MR: As we said earlier, Afghan Education for a Better Tomorrow (AEBT) is a 501(c)(3) nonprofit that is fully committed to supporting the education and health sectors in Afghanistan. AEBT’s mission is to help create and build an education system to help prepare Afghan women, men, and children for a better tomorrow. AEBT also is developing programs to help ensure that the health needs and goals of Afghans are met. We focus particularly on the needs of the most vulnerable people, specifically women and children.
The founding members of AEBT believe that education and health care are the most basic, yet also the most important, cornerstones for Afghan society to survive and progress in the 21st century. AEBT has no overhead cost. All members are volunteers and work for the benefit of Afghanistan. 100% of donations go to Afghanistan for education and health care. Some of our projects include the Herat Vocational School in western Afghanistan, which helps provide solar energy training, English as a Second Language courses, tailoring and seamstress courses, and child daycare. We also partner with the Soholat Health Services and Vocational Organization for Afghans in Kabul, which provides midwife and computer literacy training.
FA: How can people find out more about the Afghan Arts and Culture Festival?

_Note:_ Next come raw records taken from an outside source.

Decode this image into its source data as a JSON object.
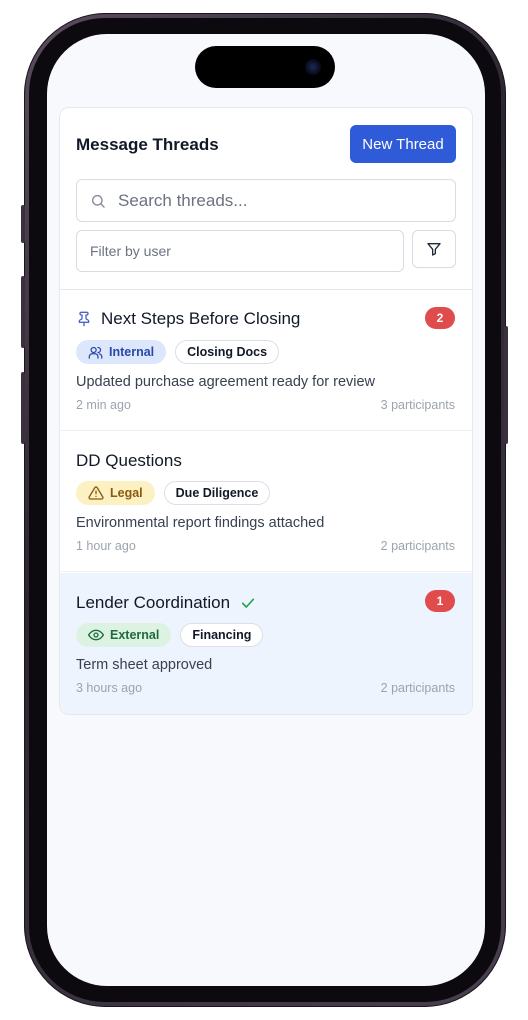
{
  "header": {
    "title": "Message Threads",
    "new_thread_label": "New Thread",
    "search_placeholder": "Search threads...",
    "filter_placeholder": "Filter by user"
  },
  "threads": [
    {
      "title": "Next Steps Before Closing",
      "pinned": true,
      "resolved": false,
      "unread": "2",
      "tags": [
        {
          "label": "Internal",
          "kind": "internal",
          "icon": "users-icon"
        },
        {
          "label": "Closing Docs",
          "kind": "plain",
          "icon": ""
        }
      ],
      "preview": "Updated purchase agreement ready for review",
      "time": "2 min ago",
      "participants": "3 participants"
    },
    {
      "title": "DD Questions",
      "pinned": false,
      "resolved": false,
      "unread": "",
      "tags": [
        {
          "label": "Legal",
          "kind": "legal",
          "icon": "warning-icon"
        },
        {
          "label": "Due Diligence",
          "kind": "plain",
          "icon": ""
        }
      ],
      "preview": "Environmental report findings attached",
      "time": "1 hour ago",
      "participants": "2 participants"
    },
    {
      "title": "Lender Coordination",
      "pinned": false,
      "resolved": true,
      "unread": "1",
      "tags": [
        {
          "label": "External",
          "kind": "external",
          "icon": "eye-icon"
        },
        {
          "label": "Financing",
          "kind": "plain",
          "icon": ""
        }
      ],
      "preview": "Term sheet approved",
      "time": "3 hours ago",
      "participants": "2 participants"
    }
  ],
  "colors": {
    "accent": "#2f5bd8",
    "badge": "#e04b4b",
    "selected_bg": "#eef4fd"
  }
}
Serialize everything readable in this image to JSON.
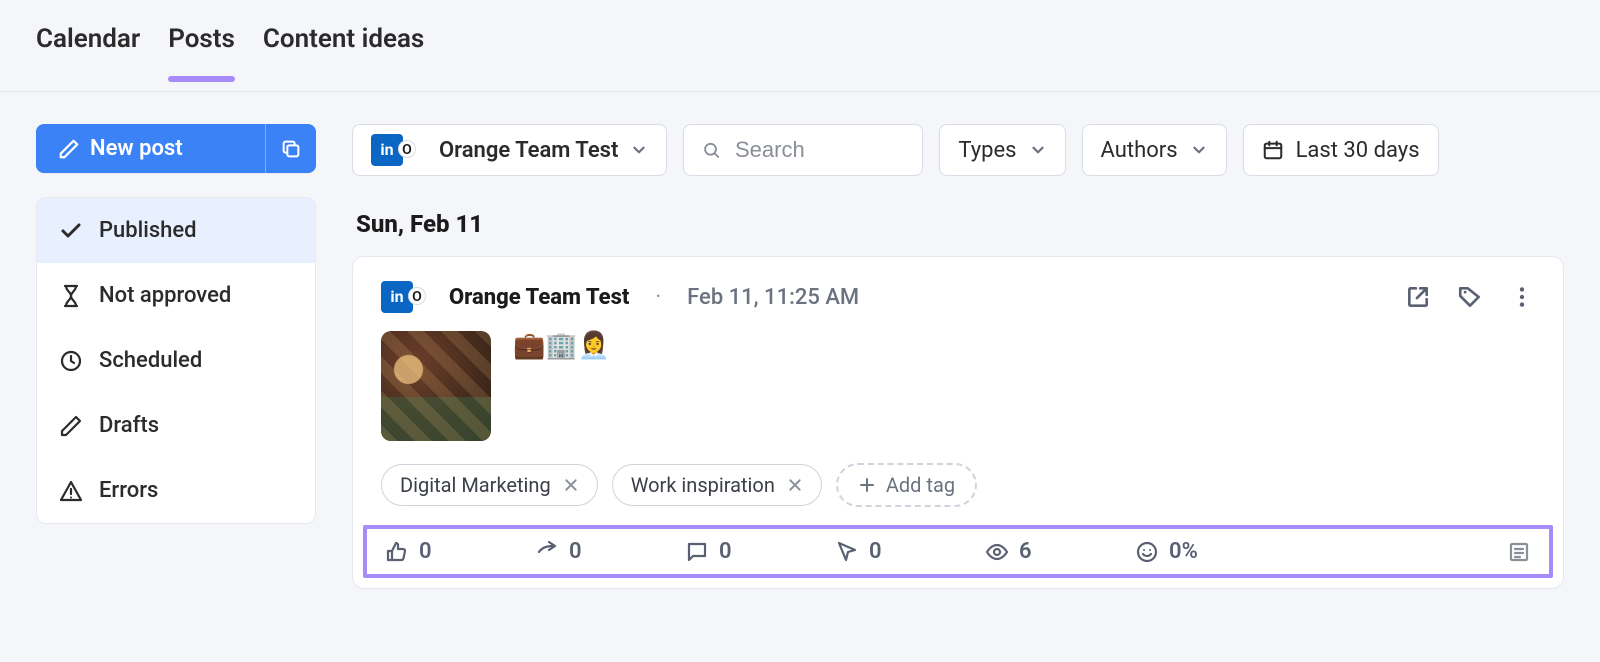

MS: The best way for people in the Washington, D.C. area is to come to the Festival! We will be impossible to miss on the National Mall on Sunday, September 1. The Festival will run from 11:30 AM to 7:30 PM. Just look for the big stage and tents in the center of the Mall near 14th Street, the Smithsonian Metro stop, and the National Museum of American History.
There is a lot of information and regular updates on our Facebook event page. Twitter users can follow the very latest by following the hashtag #afghanfestival. Even people who are too far away to join us can enjoy reading about the Afghan Arts and Culture Festival, even readers in Afghanistan!
After the event, we will post lots of photos on our Facebook event page. I am sure that many friends who join us will post their photos and videos too. We also expect some media attention.
Finally, I want to thank the many great volunteers who supported the planning for this event with their time, talents and donations over many months. People have contributed from near and far. It has been humbling and moving to see, and to be a part of. The planning effort has been far larger than any one of us alone, and the event itself will be too. As the Afghan Dari Proverb says, Ba yak gul, bahaar na-meysha. (One flower doesn't bring spring). به یک گل، بهار نمیشه It means that it takes many hands and much teamwork to achieve something big.
We hope you can join us at the Afghan Arts and Culture Festival this Sunday. And no matter where you are, please remember to support Afghan education and health! These are the keys to a brighter future for Afghans, and for everyone all over the world.
Zenda bosheyn! (Long life to you!) !زنده باشین
More of Edward Zellem's interviews with Afghan celebrities and thought leaders are coming soon.